Axel Vervoordt Gallery is proud to present its first solo show of German painter Raimund Girke (1930-2002) in Hong Kong. The works on show are monochromes, highlighting the second half of the Girke’s career, and focus on silence and serenity, thus obtaining a distinct meditative character.
At the age of 27, Raimund Girke decided that the colour white was to play a central role in his art. He felt that other colours would obstruct one’s feelings towards the calmness of the continuous changes in nature. He described his painting as a clear reaction to the visual stimulus satiation and as an attempt to take the observer to a new level of concentration. As he stated in 1965 in one of his writings: “White demands meditation.” During the decades that followed, he remained within the basic paradigm of controlled geometric abstraction, but instead of musing on non-visible, spiritual or conceptual phenomena, he explored fundamental physical phenomena such as light, motion, rhythm and vibration. In an exhibition text written in 1960, he elaborated on his focus:
Polychromy prevents colour from making an impact, given the constant competition, whereas the restriction of the colour scale enables one colour to manifest its full intensity. The brightest colour, the most luminous and intense colour, is white. White is the Queen of Colours; for colours are the “actions of the light” (Goethe) and white is the colour most akin to the light. Black and grey intensify white, supporting it, while playing only a subordinate role themselves. They modulate white in its infinitesimal nuances, causing it to vibrate and imbuing the colour over the whole picture surface with continuous movement, and thus with life.
It is of little surprise then that the best art for him was the “absolute reduction to the essence”. Throughout his life he was fascinated by the “high aesthetics and intensity of (…) simplicity”. This fascination led to signature elements like a repetition of gestural brushstrokes and subdued structures and a tension between sobriety and emotion. Despite the apparent calm, there is movement and despite the seeming superficiality, there is depth. All those elements in turn resulted in a remarkable continuity in his body of work. Something Girke himself noted in an interview that took place in late 2001:
It seems to me that the 1980s had a parallel in my early 1950s phase, where there are also stronger contrasts and movements, where the unanticipated, imponderables, also slip in and are accepted. I’m inclined to believe that since the early 1990s I’ve been going through another phase where I’m increasingly referencing my paintings of the early 1960s and 70s, where the paintings are becoming more tranquil again, more cohesive, more open-ended and yet more unified, where the colour or pictorial field is not ploughed up by brushstrokes. (…) I believe that right now my paintings are again imbued with a largesse, a certain tranquillity and peace.
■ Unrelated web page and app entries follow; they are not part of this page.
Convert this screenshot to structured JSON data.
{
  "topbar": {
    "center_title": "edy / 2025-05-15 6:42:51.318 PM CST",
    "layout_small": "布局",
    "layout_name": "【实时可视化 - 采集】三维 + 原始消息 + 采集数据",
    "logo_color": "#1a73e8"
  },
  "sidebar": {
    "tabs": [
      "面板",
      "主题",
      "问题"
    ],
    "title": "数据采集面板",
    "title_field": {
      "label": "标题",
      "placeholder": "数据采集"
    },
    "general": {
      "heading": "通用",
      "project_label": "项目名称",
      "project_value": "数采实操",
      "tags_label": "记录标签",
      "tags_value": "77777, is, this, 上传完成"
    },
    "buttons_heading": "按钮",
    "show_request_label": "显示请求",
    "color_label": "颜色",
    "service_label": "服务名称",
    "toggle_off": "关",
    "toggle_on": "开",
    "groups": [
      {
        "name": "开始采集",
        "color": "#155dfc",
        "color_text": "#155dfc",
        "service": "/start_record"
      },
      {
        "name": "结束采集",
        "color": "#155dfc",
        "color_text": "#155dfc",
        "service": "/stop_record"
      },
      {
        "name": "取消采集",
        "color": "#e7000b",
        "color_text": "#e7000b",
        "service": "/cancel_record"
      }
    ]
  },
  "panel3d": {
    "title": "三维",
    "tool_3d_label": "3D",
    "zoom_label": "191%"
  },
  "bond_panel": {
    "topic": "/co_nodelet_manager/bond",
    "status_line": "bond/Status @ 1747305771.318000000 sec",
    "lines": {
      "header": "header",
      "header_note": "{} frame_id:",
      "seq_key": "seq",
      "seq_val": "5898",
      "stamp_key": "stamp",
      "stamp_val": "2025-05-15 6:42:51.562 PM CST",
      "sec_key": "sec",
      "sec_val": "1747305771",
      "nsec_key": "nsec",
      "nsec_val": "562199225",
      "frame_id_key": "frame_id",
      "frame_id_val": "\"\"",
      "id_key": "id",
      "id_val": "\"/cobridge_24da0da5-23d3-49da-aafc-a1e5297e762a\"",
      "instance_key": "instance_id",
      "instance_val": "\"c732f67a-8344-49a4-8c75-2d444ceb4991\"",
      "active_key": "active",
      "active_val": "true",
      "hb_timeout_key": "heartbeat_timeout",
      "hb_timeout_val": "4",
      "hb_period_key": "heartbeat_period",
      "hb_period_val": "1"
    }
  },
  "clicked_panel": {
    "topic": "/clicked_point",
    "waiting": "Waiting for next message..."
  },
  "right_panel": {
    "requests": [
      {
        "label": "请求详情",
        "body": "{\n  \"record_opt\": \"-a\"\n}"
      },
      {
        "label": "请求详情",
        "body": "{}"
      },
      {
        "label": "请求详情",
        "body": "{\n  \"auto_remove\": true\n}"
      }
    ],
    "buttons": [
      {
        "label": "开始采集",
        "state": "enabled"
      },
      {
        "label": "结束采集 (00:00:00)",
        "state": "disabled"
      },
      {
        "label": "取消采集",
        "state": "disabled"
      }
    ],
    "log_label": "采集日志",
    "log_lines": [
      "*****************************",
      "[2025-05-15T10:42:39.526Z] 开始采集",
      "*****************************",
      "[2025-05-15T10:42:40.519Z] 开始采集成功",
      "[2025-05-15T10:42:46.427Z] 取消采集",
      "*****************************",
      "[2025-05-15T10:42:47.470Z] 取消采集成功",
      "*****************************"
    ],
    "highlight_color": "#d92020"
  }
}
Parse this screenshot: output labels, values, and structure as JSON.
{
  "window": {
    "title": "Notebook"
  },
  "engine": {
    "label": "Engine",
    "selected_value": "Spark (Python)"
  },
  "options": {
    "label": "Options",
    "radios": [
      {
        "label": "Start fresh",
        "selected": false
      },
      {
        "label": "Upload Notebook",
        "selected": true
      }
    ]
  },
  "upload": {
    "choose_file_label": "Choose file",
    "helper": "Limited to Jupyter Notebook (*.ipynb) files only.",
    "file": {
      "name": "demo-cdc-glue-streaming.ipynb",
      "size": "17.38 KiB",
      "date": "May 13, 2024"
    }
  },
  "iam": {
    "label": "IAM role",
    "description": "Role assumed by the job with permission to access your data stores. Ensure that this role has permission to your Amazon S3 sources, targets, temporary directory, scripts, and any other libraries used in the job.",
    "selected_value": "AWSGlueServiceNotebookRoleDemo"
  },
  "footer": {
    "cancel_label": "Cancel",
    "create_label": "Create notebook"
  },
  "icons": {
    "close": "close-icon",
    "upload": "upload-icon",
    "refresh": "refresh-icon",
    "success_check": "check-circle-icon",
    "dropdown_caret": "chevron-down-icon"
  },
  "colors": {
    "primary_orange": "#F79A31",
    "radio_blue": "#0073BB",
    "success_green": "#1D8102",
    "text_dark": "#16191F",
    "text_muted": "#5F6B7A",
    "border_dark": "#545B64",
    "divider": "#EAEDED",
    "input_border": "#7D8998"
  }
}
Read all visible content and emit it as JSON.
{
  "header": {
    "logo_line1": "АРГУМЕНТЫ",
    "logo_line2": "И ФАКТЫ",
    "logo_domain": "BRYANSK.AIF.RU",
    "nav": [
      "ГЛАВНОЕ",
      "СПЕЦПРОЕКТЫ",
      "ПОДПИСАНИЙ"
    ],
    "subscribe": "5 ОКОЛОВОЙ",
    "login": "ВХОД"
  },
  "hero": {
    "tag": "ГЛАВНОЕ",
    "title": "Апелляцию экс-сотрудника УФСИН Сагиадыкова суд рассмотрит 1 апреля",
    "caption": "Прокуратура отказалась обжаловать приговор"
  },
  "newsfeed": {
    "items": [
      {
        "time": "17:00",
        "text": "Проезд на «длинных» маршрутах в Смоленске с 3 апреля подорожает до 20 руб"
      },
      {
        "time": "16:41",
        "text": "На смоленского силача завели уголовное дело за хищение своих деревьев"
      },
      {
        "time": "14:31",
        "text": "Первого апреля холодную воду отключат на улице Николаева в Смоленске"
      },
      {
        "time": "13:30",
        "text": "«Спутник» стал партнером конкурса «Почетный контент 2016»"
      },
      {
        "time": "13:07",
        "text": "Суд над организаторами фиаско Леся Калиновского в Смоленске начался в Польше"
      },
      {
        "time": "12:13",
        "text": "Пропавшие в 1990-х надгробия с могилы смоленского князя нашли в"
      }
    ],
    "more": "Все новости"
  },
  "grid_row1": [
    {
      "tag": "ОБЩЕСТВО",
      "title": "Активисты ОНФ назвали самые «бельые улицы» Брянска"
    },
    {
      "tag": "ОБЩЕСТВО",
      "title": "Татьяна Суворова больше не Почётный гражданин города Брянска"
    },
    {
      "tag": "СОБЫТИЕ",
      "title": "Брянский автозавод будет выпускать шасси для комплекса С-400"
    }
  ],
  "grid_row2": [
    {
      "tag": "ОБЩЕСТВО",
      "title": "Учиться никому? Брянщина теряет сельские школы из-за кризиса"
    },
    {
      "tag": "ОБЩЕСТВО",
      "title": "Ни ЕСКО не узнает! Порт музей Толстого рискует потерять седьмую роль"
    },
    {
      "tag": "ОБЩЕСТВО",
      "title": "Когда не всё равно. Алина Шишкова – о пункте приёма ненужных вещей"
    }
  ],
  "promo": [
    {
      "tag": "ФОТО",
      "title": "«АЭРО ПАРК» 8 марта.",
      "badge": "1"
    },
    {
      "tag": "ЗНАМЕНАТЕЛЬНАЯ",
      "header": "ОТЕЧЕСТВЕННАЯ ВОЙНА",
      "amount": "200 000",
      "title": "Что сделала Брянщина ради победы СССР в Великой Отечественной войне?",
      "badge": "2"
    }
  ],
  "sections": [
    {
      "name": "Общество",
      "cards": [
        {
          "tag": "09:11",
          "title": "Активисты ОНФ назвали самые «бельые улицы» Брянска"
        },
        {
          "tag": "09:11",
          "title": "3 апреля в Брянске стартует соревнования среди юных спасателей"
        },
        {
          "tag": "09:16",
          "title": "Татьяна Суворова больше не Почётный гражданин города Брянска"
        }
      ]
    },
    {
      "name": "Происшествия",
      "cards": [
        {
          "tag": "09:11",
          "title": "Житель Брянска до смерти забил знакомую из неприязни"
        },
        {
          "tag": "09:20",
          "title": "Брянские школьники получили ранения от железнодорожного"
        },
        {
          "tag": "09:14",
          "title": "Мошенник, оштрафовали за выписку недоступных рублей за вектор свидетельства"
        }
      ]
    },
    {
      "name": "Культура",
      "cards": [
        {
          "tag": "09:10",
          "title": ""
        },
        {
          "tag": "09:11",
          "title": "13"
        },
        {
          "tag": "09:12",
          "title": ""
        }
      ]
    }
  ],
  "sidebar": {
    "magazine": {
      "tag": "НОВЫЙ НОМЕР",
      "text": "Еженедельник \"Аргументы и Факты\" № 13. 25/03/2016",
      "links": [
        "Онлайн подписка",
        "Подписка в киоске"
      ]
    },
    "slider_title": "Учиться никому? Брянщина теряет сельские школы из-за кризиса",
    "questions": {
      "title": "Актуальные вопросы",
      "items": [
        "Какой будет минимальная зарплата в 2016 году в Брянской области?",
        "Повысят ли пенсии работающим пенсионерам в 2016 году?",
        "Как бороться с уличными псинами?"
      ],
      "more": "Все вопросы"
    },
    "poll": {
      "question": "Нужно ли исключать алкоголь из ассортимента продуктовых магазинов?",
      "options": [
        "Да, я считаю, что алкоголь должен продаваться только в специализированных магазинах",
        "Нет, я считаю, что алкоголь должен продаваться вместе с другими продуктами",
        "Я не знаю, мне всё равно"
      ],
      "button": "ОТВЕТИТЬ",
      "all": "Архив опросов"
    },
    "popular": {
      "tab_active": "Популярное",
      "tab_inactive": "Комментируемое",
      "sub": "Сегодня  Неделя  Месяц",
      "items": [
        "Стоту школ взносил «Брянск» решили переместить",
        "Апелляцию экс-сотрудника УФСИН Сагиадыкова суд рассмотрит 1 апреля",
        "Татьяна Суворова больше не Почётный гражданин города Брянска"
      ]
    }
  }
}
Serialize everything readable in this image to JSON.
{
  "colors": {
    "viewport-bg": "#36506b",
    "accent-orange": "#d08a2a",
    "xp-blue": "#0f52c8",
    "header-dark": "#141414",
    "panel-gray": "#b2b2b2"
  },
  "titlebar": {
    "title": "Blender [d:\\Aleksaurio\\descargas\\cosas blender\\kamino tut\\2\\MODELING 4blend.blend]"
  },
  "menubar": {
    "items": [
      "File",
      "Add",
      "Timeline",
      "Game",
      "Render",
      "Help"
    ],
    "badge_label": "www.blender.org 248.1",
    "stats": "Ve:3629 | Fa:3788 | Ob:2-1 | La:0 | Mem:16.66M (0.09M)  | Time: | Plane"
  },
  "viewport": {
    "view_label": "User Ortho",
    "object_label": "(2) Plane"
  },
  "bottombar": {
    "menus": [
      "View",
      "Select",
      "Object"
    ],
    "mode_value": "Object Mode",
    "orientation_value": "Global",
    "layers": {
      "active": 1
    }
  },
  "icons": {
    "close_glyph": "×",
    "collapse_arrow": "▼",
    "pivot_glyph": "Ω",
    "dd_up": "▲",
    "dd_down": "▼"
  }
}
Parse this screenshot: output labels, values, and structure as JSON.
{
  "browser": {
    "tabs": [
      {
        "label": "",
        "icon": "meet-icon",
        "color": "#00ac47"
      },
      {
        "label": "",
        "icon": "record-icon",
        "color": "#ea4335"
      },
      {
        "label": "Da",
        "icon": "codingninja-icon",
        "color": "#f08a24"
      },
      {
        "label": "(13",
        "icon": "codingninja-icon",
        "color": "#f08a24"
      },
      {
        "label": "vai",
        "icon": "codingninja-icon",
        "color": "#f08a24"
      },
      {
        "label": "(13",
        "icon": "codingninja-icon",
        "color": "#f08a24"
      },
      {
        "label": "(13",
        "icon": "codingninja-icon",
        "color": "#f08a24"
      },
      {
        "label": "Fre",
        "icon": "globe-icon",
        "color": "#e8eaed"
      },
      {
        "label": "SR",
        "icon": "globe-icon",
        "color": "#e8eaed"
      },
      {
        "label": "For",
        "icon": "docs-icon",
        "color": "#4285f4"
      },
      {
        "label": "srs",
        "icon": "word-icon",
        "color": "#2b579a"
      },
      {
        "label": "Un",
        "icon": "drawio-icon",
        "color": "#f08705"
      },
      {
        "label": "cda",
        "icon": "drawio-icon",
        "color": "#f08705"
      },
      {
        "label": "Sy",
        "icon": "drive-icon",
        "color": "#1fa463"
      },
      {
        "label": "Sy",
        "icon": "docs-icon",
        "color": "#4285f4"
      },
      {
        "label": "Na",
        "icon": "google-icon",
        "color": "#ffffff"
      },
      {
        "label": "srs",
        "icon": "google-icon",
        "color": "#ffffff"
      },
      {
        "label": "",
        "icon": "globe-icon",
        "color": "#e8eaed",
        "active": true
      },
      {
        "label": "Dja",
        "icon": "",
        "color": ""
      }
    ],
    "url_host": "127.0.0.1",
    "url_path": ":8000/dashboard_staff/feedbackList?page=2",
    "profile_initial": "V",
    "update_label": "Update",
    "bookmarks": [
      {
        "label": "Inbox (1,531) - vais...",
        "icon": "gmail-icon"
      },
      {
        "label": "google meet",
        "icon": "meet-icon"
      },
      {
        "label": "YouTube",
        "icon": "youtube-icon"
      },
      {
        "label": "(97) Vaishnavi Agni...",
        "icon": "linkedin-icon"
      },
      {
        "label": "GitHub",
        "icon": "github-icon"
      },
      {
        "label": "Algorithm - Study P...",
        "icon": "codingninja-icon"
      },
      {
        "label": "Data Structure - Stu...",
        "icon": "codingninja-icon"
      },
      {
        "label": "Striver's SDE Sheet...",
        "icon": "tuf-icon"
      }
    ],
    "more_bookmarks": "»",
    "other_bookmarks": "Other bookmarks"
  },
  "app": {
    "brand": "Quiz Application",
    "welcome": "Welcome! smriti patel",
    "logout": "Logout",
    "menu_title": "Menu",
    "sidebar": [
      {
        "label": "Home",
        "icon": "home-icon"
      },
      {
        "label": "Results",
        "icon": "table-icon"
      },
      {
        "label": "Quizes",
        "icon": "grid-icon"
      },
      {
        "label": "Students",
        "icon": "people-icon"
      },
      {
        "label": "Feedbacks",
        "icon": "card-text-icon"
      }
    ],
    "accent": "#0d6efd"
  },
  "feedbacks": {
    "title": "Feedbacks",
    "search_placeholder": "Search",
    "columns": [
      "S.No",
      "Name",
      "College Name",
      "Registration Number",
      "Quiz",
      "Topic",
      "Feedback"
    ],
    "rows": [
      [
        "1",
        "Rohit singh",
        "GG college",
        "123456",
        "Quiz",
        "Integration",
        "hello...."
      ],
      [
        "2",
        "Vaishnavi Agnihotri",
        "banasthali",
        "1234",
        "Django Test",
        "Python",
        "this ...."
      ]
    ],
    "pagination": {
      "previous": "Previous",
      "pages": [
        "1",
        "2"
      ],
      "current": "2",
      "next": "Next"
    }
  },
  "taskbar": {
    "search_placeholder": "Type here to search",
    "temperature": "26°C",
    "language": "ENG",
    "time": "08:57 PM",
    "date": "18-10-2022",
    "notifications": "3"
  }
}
An almost monochrome-white picture design with the finest differentiation in colour and light reached its peak in his works of the 1970s, of which those for Documenta 6 in 1977 are best known. His compositions, which had been rhythmitized and full of gestures onto that point, became maze-like, clearly structured image fields. In order to attain a subtle shading of white’s nuances, Girke switched brush and spatula for an airbrush with which he sprayed a haze of paint onto his canvases. Whereas the personal flow was almost absent in these serial, structural arrangements of the 1970s, the gestural moment of the brush stroke was intensified anew in the 1980s and 1990s, as was the scope of his palette. The selection of works currently on view in our gallery focuses on serene and soothing paintings from these phases: the silky opacity of Untitled (1971) darkens in the grey of Untitled (1980) and in that same year and later on we see the return of thicker, vertical brushstrokes. Girke's practice was dynamic and it’s his painterly signature and brushwork that injected vivacity into the calmness of his abstract works.
Raimund Girke was born in 1930 in the Lower Siesian town of Heinzendorf. He grew up in Reichenbach until his family was deported in 1946, as the territory became part of Poland, after which they settled in the vicinity of Osnabrück. From 1951 until 1952 he studied at the Werkkunstschule in Hannover and subsequently attended the Staatlichen Kunstakademie in Düsseldorf until 1956. Even early on, he enjoyed great success: in 1959 he received the city of Wolfsburg’s prize for painting and in 1962 he was awarded the Kunstpreis der Jugend in Stuttgard. Between 1966 and 1971 he taught at the Werkkunstschule in Hannover before following a call to the Hochschule der Künste in Berlin. Girke lived and worked in Cologne and Berlin until he passed away in 2002. Today, his work can be found in several public collections in Germany and abroad.